Saturday, October 16, 2010

My personal revolution.

In the last few months, I seem to have learned that to bring about revolution to the society is a very difficult task. Yes, I am stupid enough to come to learn this at the mature age of 47.

Perhaps this is something felt only by some residents in Japan. Hopefuls truly sensed that the long overdue revolution (or evolution) of the nation’s political and government system would come about soon. Then the hopes kind of faded, with the defeat of Mr. Ozawa in the election for the leadership of Democratic Party of Japan.

Now I feel that revolution needs to start at a personal revel. When I look at myself in the mirror, I see a middle-aged man in much need for revolution. The way I organize my life, breathe the culture, write, say, hear, needs to be modified in order to accommodate my dreams. I must think more of my personal revolution.

Tuesday, October 12, 2010

You are a fine gentleman (2).

(Continued from the previous entry)

I walked on along the twilight street, but my inner turmoil did not seem to calm down. It was obvious now that the lady in a black formal dress at the restaurant rejected us because of how I looked. I was wearing a jacket, but underneath it I had my T-shirt on, with very vivid illustrations.

Apparently it was a question of dress code. The salaryman and his girl, who came after us, were welcomed into the restaurant without any problem. In my view, they were rather homely people, without any particular distinctions. The fact that the lady at the restaurant welcomed them seemed to tell me something deep and sinister about society in general.

Maybe it was only my youthful imagination. Perhaps I should have worn a jacket and tie like the salaryman. But then I never wore a tie, unless it was absolutely necessary. And you never know beforehand that you would walk into a restaurant with a draconian requirement as to how customers should be dressed. It seemed not at all sensible to live in the shadow of a possible encounter with such an establishment.

The more I thought about it, the heavier my heart became. At least, the lady at the reception should have told me explicitly the dress code of their place. It was not sensible at all just to tell that we were not welcome. One might take it personally. I took it personally.
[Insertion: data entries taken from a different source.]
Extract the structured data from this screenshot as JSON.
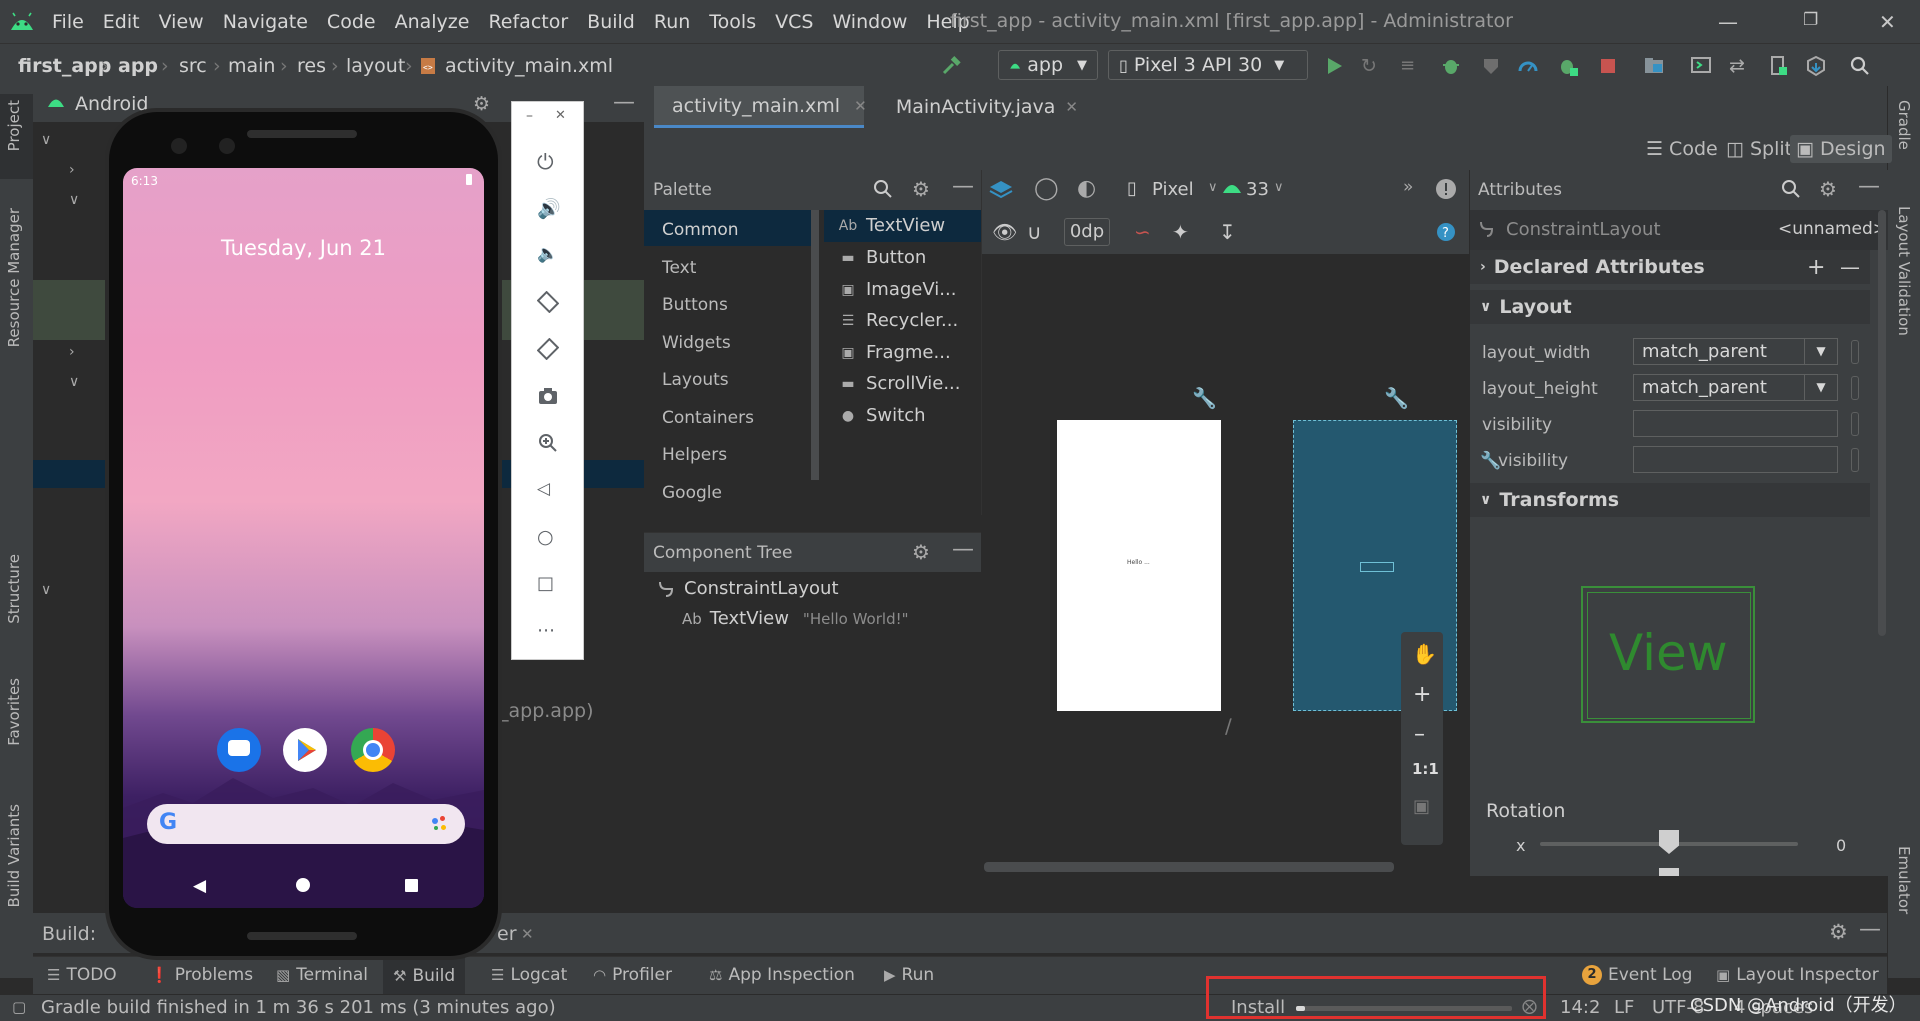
{
  "menu": [
    "File",
    "Edit",
    "View",
    "Navigate",
    "Code",
    "Analyze",
    "Refactor",
    "Build",
    "Run",
    "Tools",
    "VCS",
    "Window",
    "Help"
  ],
  "window_title": "first_app - activity_main.xml [first_app.app] - Administrator",
  "breadcrumbs": [
    "first_app",
    "app",
    "src",
    "main",
    "res",
    "layout",
    "activity_main.xml"
  ],
  "run_config": "app",
  "device": "Pixel 3 API 30",
  "left_strip": [
    "Project",
    "Resource Manager",
    "Structure",
    "Favorites",
    "Build Variants"
  ],
  "right_strip": [
    "Gradle",
    "Layout Validation",
    "Emulator"
  ],
  "project_panel": {
    "title": "Android",
    "partial_text": "_app.app)"
  },
  "editor_tabs": [
    "activity_main.xml",
    "MainActivity.java"
  ],
  "view_modes": [
    "Code",
    "Split",
    "Design"
  ],
  "palette": {
    "title": "Palette",
    "categories": [
      "Common",
      "Text",
      "Buttons",
      "Widgets",
      "Layouts",
      "Containers",
      "Helpers",
      "Google"
    ],
    "items": [
      {
        "icon": "Ab",
        "label": "TextView"
      },
      {
        "icon": "▬",
        "label": "Button"
      },
      {
        "icon": "▣",
        "label": "ImageVi..."
      },
      {
        "icon": "☰",
        "label": "Recycler..."
      },
      {
        "icon": "▣",
        "label": "Fragme..."
      },
      {
        "icon": "▬",
        "label": "ScrollVie..."
      },
      {
        "icon": "●",
        "label": "Switch"
      }
    ]
  },
  "component_tree": {
    "title": "Component Tree",
    "root": "ConstraintLayout",
    "child_prefix": "Ab",
    "child": "TextView",
    "child_text": "\"Hello World!\""
  },
  "design_toolbar": {
    "device": "Pixel",
    "api": "33",
    "margin": "0dp"
  },
  "canvas": {
    "zoom_label": "1:1",
    "preview_text": "Hello ..."
  },
  "attributes": {
    "title": "Attributes",
    "component": "ConstraintLayout",
    "id": "<unnamed>",
    "sections": [
      "Declared Attributes",
      "Layout",
      "Transforms"
    ],
    "rows": [
      {
        "label": "layout_width",
        "value": "match_parent"
      },
      {
        "label": "layout_height",
        "value": "match_parent"
      },
      {
        "label": "visibility",
        "value": ""
      },
      {
        "label": "visibility",
        "value": ""
      }
    ],
    "view_preview": "View",
    "rotation_label": "Rotation",
    "rotation_axis": "x",
    "rotation_value": "0"
  },
  "build_panel": {
    "label": "Build:",
    "tab_fragment": "er"
  },
  "bottom_tabs": [
    "TODO",
    "Problems",
    "Terminal",
    "Build",
    "Logcat",
    "Profiler",
    "App Inspection",
    "Run"
  ],
  "bottom_right_tabs": [
    "Event Log",
    "Layout Inspector"
  ],
  "event_log_count": "2",
  "status": {
    "message": "Gradle build finished in 1 m 36 s 201 ms (3 minutes ago)",
    "progress_label": "Install",
    "position": "14:2",
    "line_sep": "LF",
    "encoding": "UTF-8",
    "indent": "4 spaces",
    "watermark": "CSDN @Android（开发）"
  },
  "emulator": {
    "time": "6:13",
    "date": "Tuesday, Jun 21"
  }
}
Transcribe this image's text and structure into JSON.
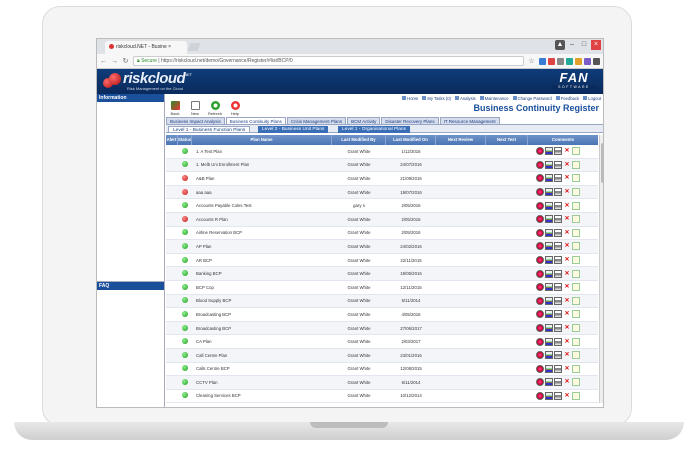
{
  "browser": {
    "tab_title": "riskcloud.NET - Busine",
    "url_prefix": "Secure",
    "url": "https://riskcloud.net/demo/Governance/Register/#list/BCP/0"
  },
  "app": {
    "logo_text": "riskcloud",
    "logo_net": ".NET",
    "logo_tagline": "Risk Management on the Cloud",
    "brand_logo": "FAN",
    "brand_sub": "SOFTWARE"
  },
  "sidebar": {
    "information_label": "Information",
    "faq_label": "FAQ"
  },
  "top_links": [
    "Home",
    "My Tasks (0)",
    "Analysis",
    "Maintenance",
    "Change Password",
    "Feedback",
    "Logout"
  ],
  "page_title": "Business Continuity Register",
  "toolbar": [
    "Back",
    "New",
    "Refresh",
    "Help"
  ],
  "tabs_primary": [
    "Business Impact Analysis",
    "Business Continuity Plans",
    "Crisis Management Plans",
    "BCM Activity",
    "Disaster Recovery Plans",
    "IT Resource Management"
  ],
  "tabs_secondary": [
    "Level 1 - Business Function Plans",
    "Level 2 - Business Unit Plans",
    "Level 1 - Organisational Plans"
  ],
  "columns": [
    "Alert",
    "Status",
    "Plan Name",
    "Last Modified By",
    "Last Modified On",
    "Next Review",
    "Next Test",
    "Comments"
  ],
  "rows": [
    {
      "status": "green",
      "name": "1. A Test Plan",
      "by": "Grant White",
      "on": "1/12/2016"
    },
    {
      "status": "green",
      "name": "1. Melb Uni Enrollment Plan",
      "by": "Grant White",
      "on": "24/07/2016"
    },
    {
      "status": "red",
      "name": "A&B Plan",
      "by": "Grant White",
      "on": "21/09/2016"
    },
    {
      "status": "red",
      "name": "aaa aaa",
      "by": "Grant White",
      "on": "19/07/2016"
    },
    {
      "status": "green",
      "name": "Accounts Payable Coles Test",
      "by": "gary s",
      "on": "2/05/2016"
    },
    {
      "status": "red",
      "name": "Accounts R Plan",
      "by": "Grant White",
      "on": "2/05/2016"
    },
    {
      "status": "green",
      "name": "Airline Reservation BCP",
      "by": "Grant White",
      "on": "2/05/2016"
    },
    {
      "status": "green",
      "name": "AP Plan",
      "by": "Grant White",
      "on": "24/02/2016"
    },
    {
      "status": "green",
      "name": "AR BCP",
      "by": "Grant White",
      "on": "22/11/2015"
    },
    {
      "status": "green",
      "name": "Banking BCP",
      "by": "Grant White",
      "on": "19/05/2016"
    },
    {
      "status": "green",
      "name": "BCP Cop",
      "by": "Grant White",
      "on": "12/11/2015"
    },
    {
      "status": "green",
      "name": "Blood Supply BCP",
      "by": "Grant White",
      "on": "5/11/2014"
    },
    {
      "status": "green",
      "name": "Broadcasting BCP",
      "by": "Grant White",
      "on": "4/05/2016"
    },
    {
      "status": "green",
      "name": "Broadcasting BCP",
      "by": "Grant White",
      "on": "27/06/2017"
    },
    {
      "status": "green",
      "name": "CA Plan",
      "by": "Grant White",
      "on": "2/03/2017"
    },
    {
      "status": "green",
      "name": "Call Centre Plan",
      "by": "Grant White",
      "on": "23/01/2016"
    },
    {
      "status": "green",
      "name": "Calls Centre BCP",
      "by": "Grant White",
      "on": "12/08/2015"
    },
    {
      "status": "green",
      "name": "CCTV Plan",
      "by": "Grant White",
      "on": "6/11/2014"
    },
    {
      "status": "green",
      "name": "Cleaning Services BCP",
      "by": "Grant White",
      "on": "10/12/2014"
    }
  ]
}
I had to call the place.

I happened to have the card of the restaurant, which I took casually as I left. I phoned the number. After some ring tones, a woman's voice answered. I tried to be as calm and to the point as possible.

"Hello. we are the customers who have just visited your place. You told me that you had no table this evening. After we left, we saw a salary man couple walk into the restaurant. Apparently they had no reservation. If your rejection was based on a dress code, you should have told us so. I think it would have been only fair. I don't think we would visit your restaurant ever again. Good bye!"

When I told the lady about the salary man couple, she seemed to gasp on the other end. When I hung up, I felt I had done all I could do, and the best thing would be to forget about it. But my inner wounds seemed to remain unhealed, tormenting me with every step.

I started to walk on street again, looking for a place to rest my soul.

My girl friend, who was listening to my conversation on the phone and therefore understood the situation for the first time (she was not someone who would naturally notice these things), held my hand and said, "you know, you are a fine gentleman".
Her gentle voice finally provided the consolation for the evening. It came as unexpected as the rejection at the reception.

(End of this essay.)